Although I was having fun and had landed around half a dozen cutties by lunchtime, Hank felt the fishing was a bit slow due to warm water temperatures. He gave me the option of either persisting where we were, or heading to another stream with cutthroat that were larger, though more difficult to catch. Well, it was an easy choice: head to the big cuttie water!
The walk out of the gorge was just as stunning as the walk in, except it was all uphill and I was a tad overweight from a week in San Francisco eating burgers and fries. Then it happened. I heard Hank say the word I had been dreading: “BEAR.” I looked up and Hank had already pulled out his bear spray. A black bear was sitting on the track 30 metres ahead of us, casually feeding on a berry bush. I immediately pulled out my bear spray too as Hank started to make a lot of noise. I recalled pre trip being told you cannot outrun a bear, and the grizzly scene from ‘The Revenant’ also crossed my mind!
My concern was, with the bear being on the same track as us, it would take the easy way out – straight towards us! Fortunately, the bear instead took the difficult route and went straight down the steep slope. After the dust had settled, I could tell how pumped Hank was seeing the bear; and so was I once we were safely in the car.

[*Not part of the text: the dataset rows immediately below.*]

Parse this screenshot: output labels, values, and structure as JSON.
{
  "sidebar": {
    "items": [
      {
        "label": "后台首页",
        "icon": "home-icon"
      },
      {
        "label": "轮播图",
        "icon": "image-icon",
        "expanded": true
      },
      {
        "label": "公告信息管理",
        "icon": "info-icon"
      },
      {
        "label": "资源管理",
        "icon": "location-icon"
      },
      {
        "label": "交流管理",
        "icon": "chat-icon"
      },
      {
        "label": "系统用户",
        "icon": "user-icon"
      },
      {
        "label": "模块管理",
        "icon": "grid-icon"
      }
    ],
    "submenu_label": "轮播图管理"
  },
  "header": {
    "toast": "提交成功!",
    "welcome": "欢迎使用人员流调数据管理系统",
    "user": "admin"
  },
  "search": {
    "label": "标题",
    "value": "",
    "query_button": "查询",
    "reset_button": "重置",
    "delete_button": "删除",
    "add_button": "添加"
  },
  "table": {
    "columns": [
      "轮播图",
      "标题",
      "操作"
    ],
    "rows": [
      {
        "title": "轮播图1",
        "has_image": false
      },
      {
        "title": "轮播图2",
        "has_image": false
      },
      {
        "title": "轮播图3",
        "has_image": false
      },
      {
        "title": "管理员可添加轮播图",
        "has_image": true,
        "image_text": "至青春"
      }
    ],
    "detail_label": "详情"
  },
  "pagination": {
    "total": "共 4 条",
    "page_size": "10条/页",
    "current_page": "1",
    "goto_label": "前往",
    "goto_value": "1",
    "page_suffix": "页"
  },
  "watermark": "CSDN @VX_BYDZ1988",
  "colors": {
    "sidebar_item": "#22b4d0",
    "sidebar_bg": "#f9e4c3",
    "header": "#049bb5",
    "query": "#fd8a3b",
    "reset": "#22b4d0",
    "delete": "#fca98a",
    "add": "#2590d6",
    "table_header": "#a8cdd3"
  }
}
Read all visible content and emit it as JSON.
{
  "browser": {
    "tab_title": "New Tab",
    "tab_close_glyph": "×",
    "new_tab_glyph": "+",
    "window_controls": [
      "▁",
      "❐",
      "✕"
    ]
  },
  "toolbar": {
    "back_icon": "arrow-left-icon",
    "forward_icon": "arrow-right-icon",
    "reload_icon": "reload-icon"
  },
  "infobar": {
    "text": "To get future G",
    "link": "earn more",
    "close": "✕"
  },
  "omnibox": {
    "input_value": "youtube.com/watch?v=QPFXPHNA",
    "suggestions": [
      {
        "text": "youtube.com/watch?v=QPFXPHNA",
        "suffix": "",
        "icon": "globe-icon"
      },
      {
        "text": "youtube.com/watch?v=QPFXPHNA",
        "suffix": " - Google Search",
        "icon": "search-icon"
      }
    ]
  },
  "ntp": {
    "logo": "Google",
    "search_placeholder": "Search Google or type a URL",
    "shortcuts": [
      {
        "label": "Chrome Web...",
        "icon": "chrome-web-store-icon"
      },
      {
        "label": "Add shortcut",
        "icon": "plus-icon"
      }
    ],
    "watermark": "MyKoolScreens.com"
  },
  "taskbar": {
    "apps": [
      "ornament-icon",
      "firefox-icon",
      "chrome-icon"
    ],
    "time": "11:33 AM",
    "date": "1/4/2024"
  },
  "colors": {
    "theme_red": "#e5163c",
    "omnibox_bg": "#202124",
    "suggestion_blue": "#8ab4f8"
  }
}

Now, back to the fishing thing. Ah yes, I remembered – the big cutties that are hard to catch. We drove to a stream named Slough Creek, located in the high plains of the Park. It was a stunningly beautiful meadow stream, weaving its way through the open meadows with bison roaming close by. We walked not far from the road and begun to fish upstream. The Slough resembled a large spring creek, slow flowing and with a high bank on one side that was perfect for sighting trout.
We immediately spotted a few cutthroat gently sipping off the surface. Hank observed that they were feeding on ants, so I tied on some extra 5X tippet and size 16 parachute ant. A few casts later, a lovely cuttie came up and sipped in the ant. It nudged three pounds in the net. Then a breeze picked up the fish began to feed midwater. Hank attached a lightly-weighted purple Prince Nymph and most of the cutthroat from then on fell to the nymph.
At one stage, Hank’s attention was drawn to something behind us, and he began pointing his camera and shooting away. He called, “Check this out!” so I climbed out of the water and about 100 metres away, a herd of bison had wandering into the valley, bring with them a thunderous grunting and rumbling.
A few cutthroat later, we returned to the car, surrounded by mountains and grazing bison. It was time to head back to the ranch. As we drove out through the Park with the summer sun low in the sky, I realised I had ticked off one of my childhood dreams.
The trip continued with some amazing drifting on the Bighorn and hatches on other famous rivers, but sitting here now in the Melbourne winter, it’s Yellowstone that sticks in my mind. I have no doubt I’ll be back to explore more of the Montana’s rivers and streams. While a few days provided an experience to remember, there’s clearly a lifetime of water to visit.